Hepatitis C is a disease that affects the liver. Living with hepatitis C for a long time can damage your liver to the point where it doesn’t work very well. Early treatment can help protect your liver and preserve your quality of life.

Doctors divide hepatitis C into two types based on how long you’ve had the condition:

  • Acute hepatitis C is the
    early stage when you’ve had hepatitis for less than six months.
  • Chronic hepatitis C is
    the long-term type, which means you’ve had the condition for at least six months.
    Up to 85 percent of people who have
    hepatitis C will eventually develop the chronic form of the disease.

Your doctor will recommend a treatment based on the type of hepatitis C you have. Understanding your treatment options will help you make informed decisions.

If you have acute hepatitis C, you don’t need to treat it right away. In 15 to 25 percent of people with this disease, it will clear on its own without any treatment.

You will need to be monitored, however. Your doctor will give you an HCV RNA blood test every four to eight weeks for about six months. This test shows how much hepatitis C virus (HCV) is in your bloodstream.

During this time, you can still transmit the virus to others through blood-to-blood contact. Avoid sharing or reusing needles. For example, this includes when getting a tattoo or piercing in an unregulated setting, or injecting drugs. During sexual intercourse, use a condom or another barrier birth control method to avoid transmitting the virus to others.

If the virus clears by six months, you won’t need to be treated. But it’s important to take precautions to avoid contracting the virus again in the future.

A positive HCV RNA blood test after six months means that you have a chronic hepatitis C infection. You’ll need treatment to prevent the virus from damaging your liver.

The main treatment uses antiviral drugs to clear the virus from your bloodstream. New antiviral drugs can cure more than 90 percent of people with chronic hepatitis C.

Your doctor will choose an antiviral drug or combination of drugs based on the amount of liver damage you have, what treatments you’ve had in the past, and what hepatitis C genotype you have. There are six genotypes. Each genotype responds to certain medications.
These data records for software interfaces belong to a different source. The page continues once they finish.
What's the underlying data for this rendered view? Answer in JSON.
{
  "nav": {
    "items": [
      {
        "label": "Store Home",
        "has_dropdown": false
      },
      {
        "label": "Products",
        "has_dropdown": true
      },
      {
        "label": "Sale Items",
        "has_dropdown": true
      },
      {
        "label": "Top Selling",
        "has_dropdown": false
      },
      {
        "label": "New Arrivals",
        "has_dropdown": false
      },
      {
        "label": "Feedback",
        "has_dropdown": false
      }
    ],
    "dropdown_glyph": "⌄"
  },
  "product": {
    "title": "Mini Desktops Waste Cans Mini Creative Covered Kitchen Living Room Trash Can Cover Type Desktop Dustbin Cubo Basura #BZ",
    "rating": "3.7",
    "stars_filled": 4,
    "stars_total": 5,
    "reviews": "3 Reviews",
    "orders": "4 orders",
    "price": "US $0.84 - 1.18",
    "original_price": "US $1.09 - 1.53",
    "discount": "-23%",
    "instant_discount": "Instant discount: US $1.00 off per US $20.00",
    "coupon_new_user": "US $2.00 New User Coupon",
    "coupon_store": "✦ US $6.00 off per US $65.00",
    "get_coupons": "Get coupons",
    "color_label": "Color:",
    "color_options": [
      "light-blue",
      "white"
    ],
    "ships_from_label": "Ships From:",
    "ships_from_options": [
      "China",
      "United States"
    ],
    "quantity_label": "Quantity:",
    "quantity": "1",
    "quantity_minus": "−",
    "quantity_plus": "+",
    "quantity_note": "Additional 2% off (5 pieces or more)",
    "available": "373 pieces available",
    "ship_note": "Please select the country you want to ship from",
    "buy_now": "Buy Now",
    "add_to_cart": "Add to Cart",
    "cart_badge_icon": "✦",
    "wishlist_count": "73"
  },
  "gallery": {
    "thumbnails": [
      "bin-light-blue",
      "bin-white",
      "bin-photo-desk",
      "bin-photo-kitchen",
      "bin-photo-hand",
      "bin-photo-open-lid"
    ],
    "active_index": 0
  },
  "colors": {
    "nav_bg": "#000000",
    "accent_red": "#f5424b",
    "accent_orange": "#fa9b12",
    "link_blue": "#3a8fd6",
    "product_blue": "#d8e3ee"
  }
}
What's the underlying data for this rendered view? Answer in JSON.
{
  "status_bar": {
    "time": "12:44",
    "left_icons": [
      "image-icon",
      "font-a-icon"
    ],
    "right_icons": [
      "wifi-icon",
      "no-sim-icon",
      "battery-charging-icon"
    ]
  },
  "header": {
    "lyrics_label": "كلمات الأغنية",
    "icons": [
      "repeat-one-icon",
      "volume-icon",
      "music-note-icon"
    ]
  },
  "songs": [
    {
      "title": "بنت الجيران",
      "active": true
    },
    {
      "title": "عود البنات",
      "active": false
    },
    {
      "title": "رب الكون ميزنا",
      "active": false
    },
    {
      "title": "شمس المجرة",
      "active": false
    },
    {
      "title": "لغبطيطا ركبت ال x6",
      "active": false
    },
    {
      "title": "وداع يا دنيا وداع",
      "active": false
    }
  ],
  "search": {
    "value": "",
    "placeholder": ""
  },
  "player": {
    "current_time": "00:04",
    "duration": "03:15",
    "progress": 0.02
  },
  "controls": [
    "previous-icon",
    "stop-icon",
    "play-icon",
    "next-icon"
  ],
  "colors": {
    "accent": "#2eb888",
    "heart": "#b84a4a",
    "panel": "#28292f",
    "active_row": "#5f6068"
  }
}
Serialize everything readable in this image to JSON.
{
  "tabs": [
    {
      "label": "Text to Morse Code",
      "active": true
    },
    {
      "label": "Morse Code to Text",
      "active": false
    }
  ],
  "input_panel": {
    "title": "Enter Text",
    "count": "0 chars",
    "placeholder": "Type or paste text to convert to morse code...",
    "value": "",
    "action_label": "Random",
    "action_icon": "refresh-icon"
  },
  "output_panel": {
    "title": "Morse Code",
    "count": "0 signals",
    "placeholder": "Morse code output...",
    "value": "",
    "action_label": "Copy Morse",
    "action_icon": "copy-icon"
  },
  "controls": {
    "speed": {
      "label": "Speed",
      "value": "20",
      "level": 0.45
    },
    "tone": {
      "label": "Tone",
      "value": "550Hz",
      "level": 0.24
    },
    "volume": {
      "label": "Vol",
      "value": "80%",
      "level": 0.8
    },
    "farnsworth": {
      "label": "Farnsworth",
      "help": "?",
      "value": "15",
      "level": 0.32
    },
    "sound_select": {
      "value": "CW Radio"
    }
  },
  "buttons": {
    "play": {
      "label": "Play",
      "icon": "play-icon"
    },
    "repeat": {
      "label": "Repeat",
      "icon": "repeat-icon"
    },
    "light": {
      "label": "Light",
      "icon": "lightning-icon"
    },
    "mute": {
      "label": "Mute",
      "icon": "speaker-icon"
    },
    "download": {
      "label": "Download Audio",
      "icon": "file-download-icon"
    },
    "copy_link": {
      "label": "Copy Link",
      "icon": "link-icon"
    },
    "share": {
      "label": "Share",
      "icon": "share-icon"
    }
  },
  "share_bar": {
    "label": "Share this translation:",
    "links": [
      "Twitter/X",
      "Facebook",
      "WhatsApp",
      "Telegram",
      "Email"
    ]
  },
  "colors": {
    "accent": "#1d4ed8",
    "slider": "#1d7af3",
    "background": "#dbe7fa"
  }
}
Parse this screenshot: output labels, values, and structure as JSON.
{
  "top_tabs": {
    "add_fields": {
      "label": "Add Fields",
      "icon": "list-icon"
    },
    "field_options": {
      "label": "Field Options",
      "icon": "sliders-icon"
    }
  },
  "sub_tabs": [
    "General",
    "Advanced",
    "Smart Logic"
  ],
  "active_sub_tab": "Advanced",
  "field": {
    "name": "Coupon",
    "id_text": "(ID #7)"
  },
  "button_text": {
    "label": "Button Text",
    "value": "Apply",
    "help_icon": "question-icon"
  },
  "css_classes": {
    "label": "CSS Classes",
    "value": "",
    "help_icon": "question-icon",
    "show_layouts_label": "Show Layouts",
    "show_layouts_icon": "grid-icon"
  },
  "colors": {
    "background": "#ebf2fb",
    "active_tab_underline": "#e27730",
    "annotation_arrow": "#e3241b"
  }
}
Antiviral drugs that are FDA-approved to treat chronic hepatitis C include:

  • daclatasvir/sofosbuvir
    (Daklinza) – genotypes 1 and 3
  • elbasvir/grazoprevir
    (Zepatier) – genotypes 1 and 4
  • glecaprevir/pibrentasvir
    (Mavyret) – genotypes 1, 2, 5, 6
  • ledipasvir/sofosburir
    (Harvoni) – genotypes 1, 4, 5, 6
  • ombitasvir/paritaprevir/ritonavir
    (Technivie) – genotype 4
  • ombitasvir/paritaprevir/ritonavir
    and dasabuvir (Viekira Pak) – genotypes 1a, 1b
  • simeprevir (Olysio) –
    genotype 1
  • sofosbuvir/velpatasvir
    (Epclusa) – all genotypes
  • sofosbuvir (Sovaldi) –
    all genotypes
  • sofosbuvir/velpatasvir/voxilaprevir
    (Vosevi) – all genotypes

Peginterferon alfa-2a (Pegasys), peginterferon alfa-2b (Pegintron), and ribavirin (Copegus, Rebetol, Ribasphere) used to be the standard treatments for chronic hepatitis C. However, they took a long time to work and often didn’t cure the virus. They also caused side effects like fever, chills, appetite loss, and sore throat.

Today, peginterferon alfa and ribavirin are used less often because new antiviral drugs are more effective and cause fewer side effects. But the combination of peginterferon alfa, ribavirin, and sofosbuvir is still the standard treatment for people with hepatitis C genotypes 1 and 4.

You’ll take hepatitis medications for 8 to 12 weeks. During treatment, your doctor will give you periodic blood tests to measure the amount of hepatitis C virus left in your bloodstream.

The goal is to have no trace of the virus in your blood at least 12 weeks after you finish treatment. This is called a sustained virologic response, or SVR. It means that your treatment was successful.

If the first treatment you try doesn’t work, your doctor can prescribe you a different drug that may have better results.

Liver transplant

Hepatitis C damages and scars the liver. If you’ve lived with the disease for many years, your liver could be damaged to the point where it no longer works. At that point, your doctor might recommend a liver transplant.

A liver transplant removes your old liver and replaces it with a new, healthy one. Often the liver comes from a donor who has died, but living donor transplants are also possible.

Getting a new liver will help you feel better, but it won’t cure your hepatitis C. To work towards curing the virus and achieving SVR, you’ll still need to take the antiviral drug that matches your disease genotype.

Today, new antiviral treatments are helping to cure many more people with hepatitis C than in past years. If you have hepatitis C or may be at risk for it, be sure to see your doctor. They can test you for the virus and determine which type of hepatitis C you may have. If you need treatment, your doctor can help you create a treatment plan for managing hepatitis C and working toward a cure.